19. Echo • Let  = time between the two jumps. Echo occurs at a time  after the second jump. • There is only one echo. Waiting longer does not give another echo. • Echo signal maximizes when  The maximum value is Py(echo, max) = (4/5)5/2 = 57%. • Echo signal oscillates with frequency .

20. Two proposed experiments COSY 2.1 GeV/c proton = 10-4 (electron cooling) = 4.4 crossing speed fc = 1.5 MHz Njump < 100 Beam initially 100% polarized, brought adiabatically to launching position  below the resonance G, jump across to , wait for time , jump back to , then measure final polarization. Adjustable parameters:  With RF dipole, the jumps are done by switching RF frequency,  controlled by RF dipole strength. The RF dipole is turned on throughout the process.

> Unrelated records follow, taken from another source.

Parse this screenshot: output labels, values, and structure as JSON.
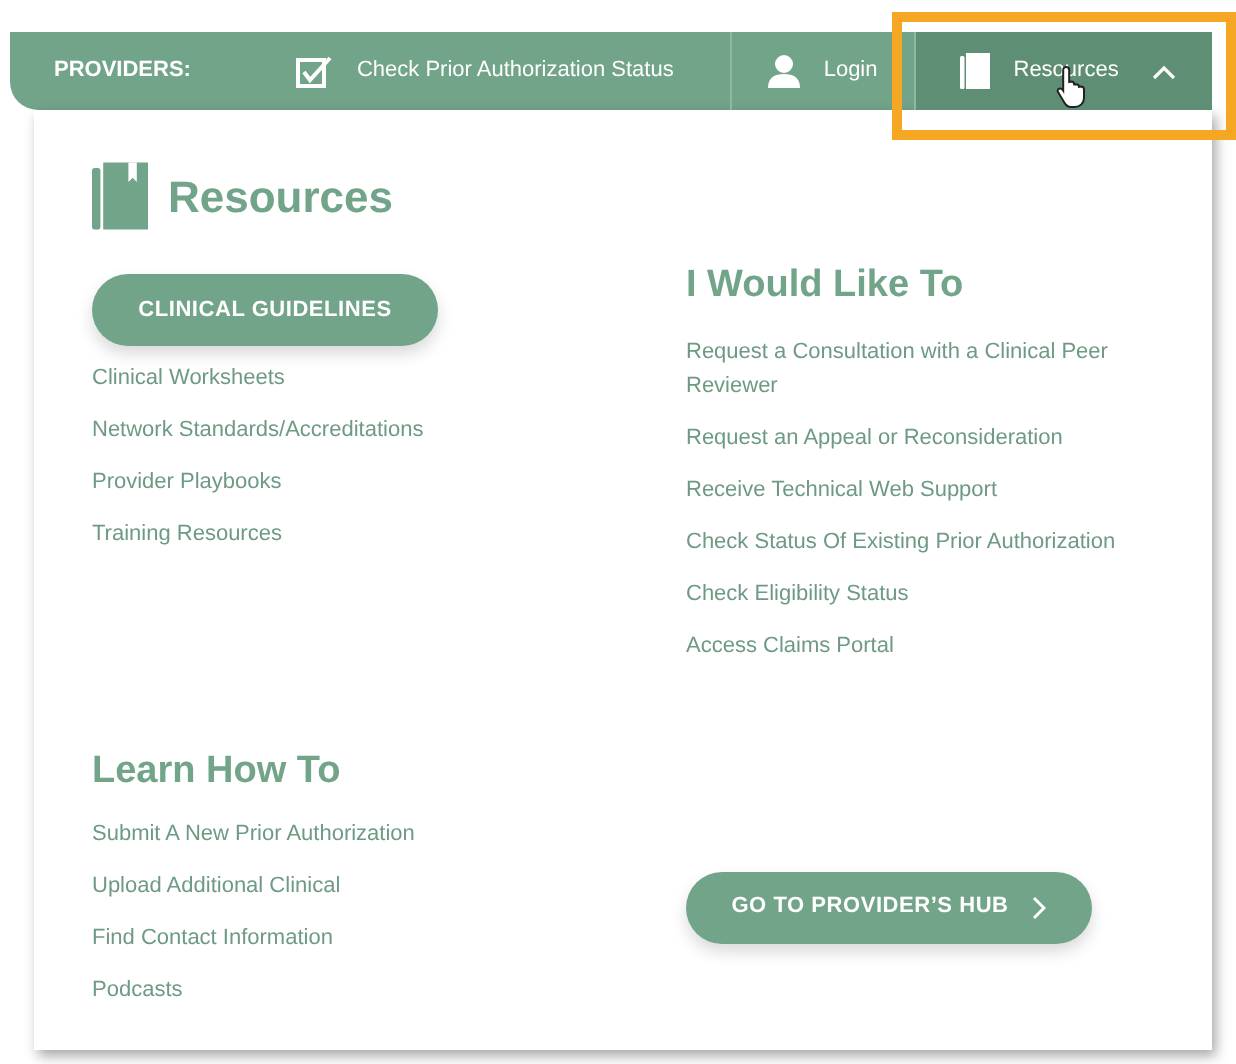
{
  "nav": {
    "label": "PROVIDERS:",
    "items": [
      {
        "kind": "check",
        "label": "Check Prior Authorization Status",
        "selected": false
      },
      {
        "kind": "user",
        "label": "Login",
        "selected": false
      },
      {
        "kind": "book",
        "label": "Resources",
        "selected": true,
        "expanded": true
      }
    ]
  },
  "menu": {
    "title": "Resources",
    "guidelines_button": "CLINICAL GUIDELINES",
    "resource_links": [
      "Clinical Worksheets",
      "Network Standards/Accreditations",
      "Provider Playbooks",
      "Training Resources"
    ],
    "would_like_title": "I Would Like To",
    "would_like_links": [
      "Request a Consultation with a Clinical Peer Reviewer",
      "Request an Appeal or Reconsideration",
      "Receive Technical Web Support",
      "Check Status Of Existing Prior Authorization",
      "Check Eligibility Status",
      "Access Claims Portal"
    ],
    "learn_title": "Learn How To",
    "learn_links": [
      "Submit A New Prior Authorization",
      "Upload Additional Clinical",
      "Find Contact Information",
      "Podcasts"
    ],
    "hub_button": "GO TO PROVIDER’S HUB"
  }
}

21. Echo experiment Shock to first jump Shock to second jump Echo • To dramatize the echo, may try to increase  by X1000. Echo should still appear! • Echo signal maximized by  => 57%. • Echo oscillates with . • Polarimeter needs to be gated with 0.5 ms window. Statistics is problem. With 120 up- and 120 down-cycles, may be able to obtain Py = (57 ± 10)%. V. Morozov Private comm.

22. Interference experiment • Final polarization depends sensitively on , indicating strong interference. • Don’t forget the echo signals.

23. Finally, by choosing x, the constructive interference case should yield a final polarization = constant in time (plus an echo):

24. Summary • Matrix formalism applied to the case of double resonance jumps. • Interference effects between the two jumps analyzed. • Echo effect analyzed. • Two experiments proposed to study interference and echo effects.